[Stored data entries]
[Start of section]
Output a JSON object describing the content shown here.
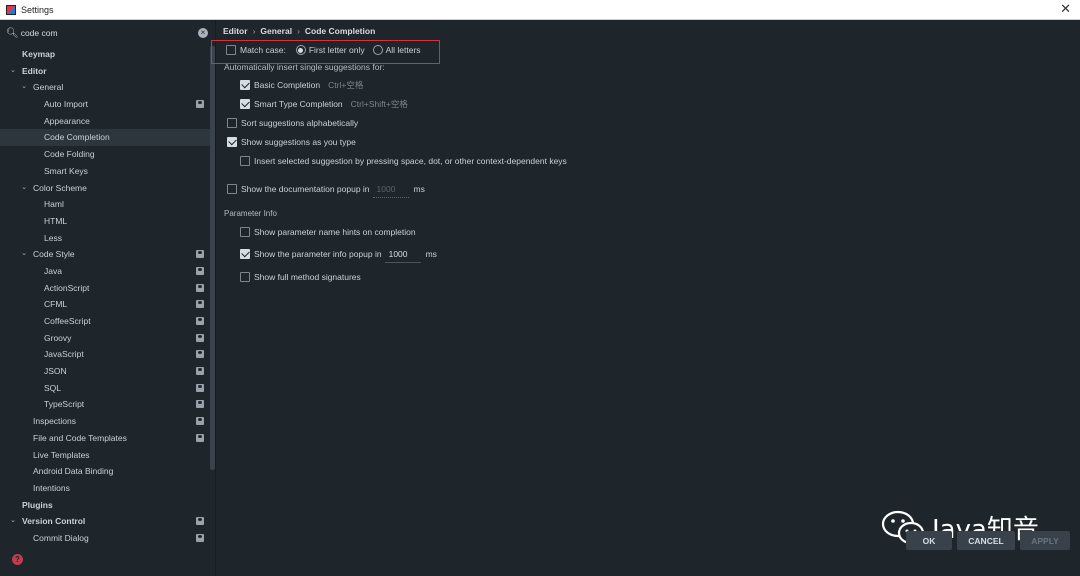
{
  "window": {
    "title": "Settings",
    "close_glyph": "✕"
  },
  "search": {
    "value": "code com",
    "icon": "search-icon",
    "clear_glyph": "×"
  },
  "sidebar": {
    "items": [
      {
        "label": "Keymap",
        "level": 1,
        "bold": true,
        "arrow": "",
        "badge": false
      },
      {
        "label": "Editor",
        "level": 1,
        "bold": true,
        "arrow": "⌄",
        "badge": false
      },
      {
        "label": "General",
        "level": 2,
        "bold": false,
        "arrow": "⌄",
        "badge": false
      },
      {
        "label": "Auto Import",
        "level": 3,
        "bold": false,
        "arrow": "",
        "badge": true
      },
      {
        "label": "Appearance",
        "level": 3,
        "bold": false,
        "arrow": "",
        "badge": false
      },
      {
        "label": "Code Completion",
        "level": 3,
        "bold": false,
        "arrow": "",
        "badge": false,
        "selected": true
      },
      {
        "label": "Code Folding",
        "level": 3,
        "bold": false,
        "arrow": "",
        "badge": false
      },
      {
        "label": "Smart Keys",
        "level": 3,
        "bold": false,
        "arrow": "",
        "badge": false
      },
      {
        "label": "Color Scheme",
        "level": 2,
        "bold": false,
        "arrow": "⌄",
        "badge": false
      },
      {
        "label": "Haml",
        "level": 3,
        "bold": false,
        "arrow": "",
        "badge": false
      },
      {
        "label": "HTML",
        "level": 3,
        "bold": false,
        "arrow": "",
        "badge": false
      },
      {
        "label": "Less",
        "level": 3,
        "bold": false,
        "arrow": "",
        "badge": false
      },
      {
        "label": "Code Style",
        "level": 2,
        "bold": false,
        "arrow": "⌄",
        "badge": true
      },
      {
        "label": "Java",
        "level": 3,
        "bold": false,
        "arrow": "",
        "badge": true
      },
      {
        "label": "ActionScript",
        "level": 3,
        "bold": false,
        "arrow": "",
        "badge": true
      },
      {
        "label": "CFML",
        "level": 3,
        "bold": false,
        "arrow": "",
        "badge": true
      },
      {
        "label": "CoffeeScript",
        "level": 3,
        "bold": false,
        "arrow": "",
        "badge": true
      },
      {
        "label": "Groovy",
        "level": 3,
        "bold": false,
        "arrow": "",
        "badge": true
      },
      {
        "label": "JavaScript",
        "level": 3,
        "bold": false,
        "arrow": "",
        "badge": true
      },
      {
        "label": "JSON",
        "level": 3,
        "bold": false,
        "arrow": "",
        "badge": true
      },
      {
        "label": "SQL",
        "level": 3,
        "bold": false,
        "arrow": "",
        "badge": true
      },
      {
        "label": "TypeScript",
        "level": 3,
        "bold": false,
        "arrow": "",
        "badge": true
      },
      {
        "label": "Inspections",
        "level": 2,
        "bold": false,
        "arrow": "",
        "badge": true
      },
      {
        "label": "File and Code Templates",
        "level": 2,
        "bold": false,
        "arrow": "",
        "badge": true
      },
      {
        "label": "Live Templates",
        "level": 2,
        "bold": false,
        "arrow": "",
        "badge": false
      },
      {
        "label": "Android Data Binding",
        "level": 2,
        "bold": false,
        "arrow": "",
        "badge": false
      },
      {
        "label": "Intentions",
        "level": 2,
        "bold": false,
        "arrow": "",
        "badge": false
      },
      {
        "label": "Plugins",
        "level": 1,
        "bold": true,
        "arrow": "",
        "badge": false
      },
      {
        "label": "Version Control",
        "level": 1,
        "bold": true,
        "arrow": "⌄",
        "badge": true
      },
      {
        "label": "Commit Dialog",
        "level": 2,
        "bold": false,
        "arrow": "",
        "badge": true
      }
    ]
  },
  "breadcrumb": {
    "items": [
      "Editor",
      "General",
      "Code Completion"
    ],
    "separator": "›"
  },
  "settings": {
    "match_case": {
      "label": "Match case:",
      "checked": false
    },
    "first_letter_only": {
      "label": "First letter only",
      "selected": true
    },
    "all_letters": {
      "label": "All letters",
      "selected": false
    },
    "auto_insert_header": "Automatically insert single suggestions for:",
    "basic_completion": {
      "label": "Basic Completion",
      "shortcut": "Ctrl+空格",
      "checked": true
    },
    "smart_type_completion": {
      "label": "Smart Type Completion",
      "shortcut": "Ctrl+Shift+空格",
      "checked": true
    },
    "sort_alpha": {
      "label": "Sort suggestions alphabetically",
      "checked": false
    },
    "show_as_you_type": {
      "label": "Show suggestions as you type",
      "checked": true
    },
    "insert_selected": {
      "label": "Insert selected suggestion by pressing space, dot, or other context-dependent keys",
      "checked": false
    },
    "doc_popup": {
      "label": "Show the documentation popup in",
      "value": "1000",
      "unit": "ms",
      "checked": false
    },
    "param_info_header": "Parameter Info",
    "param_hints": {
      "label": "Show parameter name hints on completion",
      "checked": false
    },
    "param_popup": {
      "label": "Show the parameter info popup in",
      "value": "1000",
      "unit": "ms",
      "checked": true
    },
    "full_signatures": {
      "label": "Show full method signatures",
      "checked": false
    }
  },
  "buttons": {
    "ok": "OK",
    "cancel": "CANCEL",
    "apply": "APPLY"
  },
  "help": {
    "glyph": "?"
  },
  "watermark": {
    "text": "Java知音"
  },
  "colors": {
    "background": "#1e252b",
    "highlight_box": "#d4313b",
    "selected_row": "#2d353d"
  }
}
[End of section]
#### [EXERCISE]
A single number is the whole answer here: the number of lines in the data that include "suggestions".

#### [ANSWER TO THE PROBLEM]
3